--- TASK PROMPT ---
Scan the data for "subtitle" and copy each matching line.

==*==

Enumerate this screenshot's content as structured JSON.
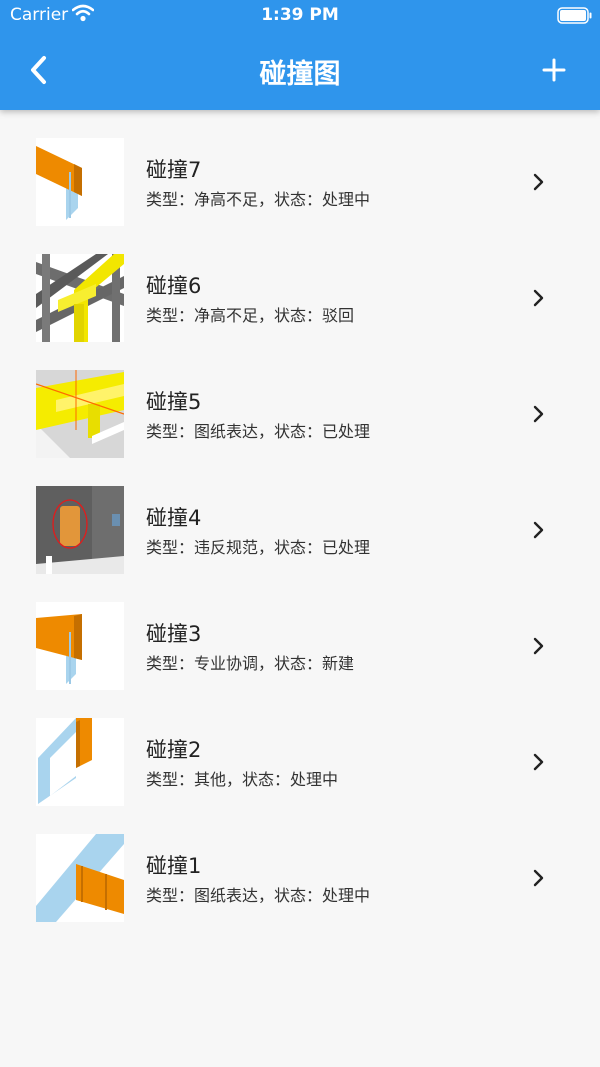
{
  "status": {
    "carrier": "Carrier",
    "time": "1:39 PM"
  },
  "nav": {
    "title": "碰撞图",
    "back_icon": "chevron-left-icon",
    "add_icon": "plus-icon"
  },
  "colors": {
    "header": "#2f95ec",
    "background": "#f7f7f7",
    "orange": "#f08c00",
    "yellow": "#f2e600"
  },
  "items": [
    {
      "title": "碰撞7",
      "subtitle": "类型：净高不足，状态：处理中"
    },
    {
      "title": "碰撞6",
      "subtitle": "类型：净高不足，状态：驳回"
    },
    {
      "title": "碰撞5",
      "subtitle": "类型：图纸表达，状态：已处理"
    },
    {
      "title": "碰撞4",
      "subtitle": "类型：违反规范，状态：已处理"
    },
    {
      "title": "碰撞3",
      "subtitle": "类型：专业协调，状态：新建"
    },
    {
      "title": "碰撞2",
      "subtitle": "类型：其他，状态：处理中"
    },
    {
      "title": "碰撞1",
      "subtitle": "类型：图纸表达，状态：处理中"
    }
  ]
}
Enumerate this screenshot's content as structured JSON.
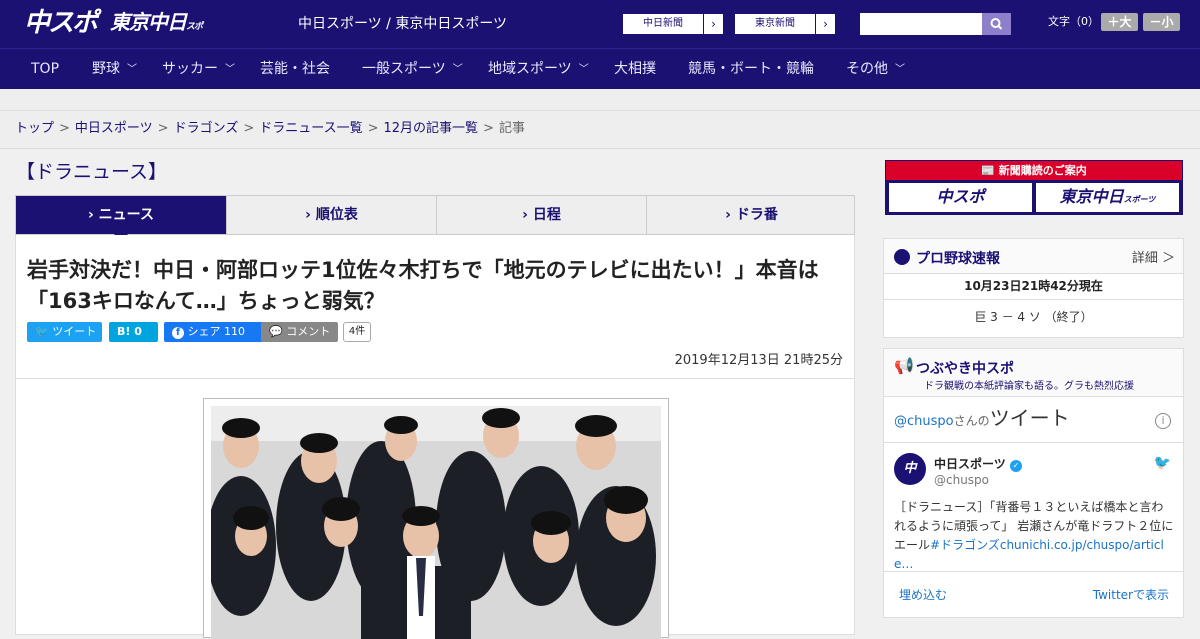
{
  "header": {
    "logo_main": "中スポ",
    "logo_sub": "東京中日",
    "logo_sub_small": "スポーツ",
    "site_title": "中日スポーツ / 東京中日スポーツ",
    "ext_links": [
      "中日新聞",
      "東京新聞"
    ],
    "font_label": "文字（0）",
    "font_larger": "＋大",
    "font_smaller": "－小"
  },
  "nav": {
    "items": [
      {
        "label": "TOP",
        "dropdown": false
      },
      {
        "label": "野球",
        "dropdown": true
      },
      {
        "label": "サッカー",
        "dropdown": true
      },
      {
        "label": "芸能・社会",
        "dropdown": false
      },
      {
        "label": "一般スポーツ",
        "dropdown": true
      },
      {
        "label": "地域スポーツ",
        "dropdown": true
      },
      {
        "label": "大相撲",
        "dropdown": false
      },
      {
        "label": "競馬・ボート・競輪",
        "dropdown": false
      },
      {
        "label": "その他",
        "dropdown": true
      }
    ]
  },
  "breadcrumb": {
    "links": [
      "トップ",
      "中日スポーツ",
      "ドラゴンズ",
      "ドラニュース一覧",
      "12月の記事一覧"
    ],
    "current": "記事"
  },
  "section_title": "【ドラニュース】",
  "tabs": [
    "ニュース",
    "順位表",
    "日程",
    "ドラ番"
  ],
  "article": {
    "headline": "岩手対決だ！中日・阿部ロッテ1位佐々木打ちで「地元のテレビに出たい！」本音は「163キロなんて…」ちょっと弱気？",
    "share": {
      "tweet": "ツイート",
      "hatena": "0",
      "fb": "シェア",
      "fb_count": "110",
      "comment": "コメント",
      "comment_count": "4件"
    },
    "date": "2019年12月13日 21時25分"
  },
  "sidebar": {
    "subscribe_title": "新聞購読のご案内",
    "subscribe_btns": [
      "中スポ",
      "東京中日"
    ],
    "subscribe_btn_small": "スポーツ",
    "baseball": {
      "title": "プロ野球速報",
      "detail": "詳細 ＞",
      "time": "10月23日21時42分現在",
      "score": "巨 3 － 4 ソ （終了）"
    },
    "tweets": {
      "title": "つぶやき中スポ",
      "subtitle": "ドラ観戦の本紙評論家も語る。グラも熱烈応援",
      "handle_prefix": "@chuspo",
      "handle_mid": "さんの",
      "handle_suffix": "ツイート",
      "account_name": "中日スポーツ",
      "account_handle": "@chuspo",
      "tweet_text": "［ドラニュース］「背番号１３といえば橋本と言われるように頑張って」 岩瀬さんが竜ドラフト２位にエール",
      "tweet_hashtag": "#ドラゴンズ",
      "tweet_link": "chunichi.co.jp/chuspo/article…",
      "embed": "埋め込む",
      "view_on_twitter": "Twitterで表示"
    }
  }
}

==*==

--- TASK RESPONSE ---
      "subtitle": "类型：净高不足，状态：处理中"
      "subtitle": "类型：净高不足，状态：驳回"
      "subtitle": "类型：图纸表达，状态：已处理"
      "subtitle": "类型：违反规范，状态：已处理"
      "subtitle": "类型：专业协调，状态：新建"
      "subtitle": "类型：其他，状态：处理中"
      "subtitle": "类型：图纸表达，状态：处理中"
      "subtitle": "ドラ観戦の本紙評論家も語る。グラも熱烈応援",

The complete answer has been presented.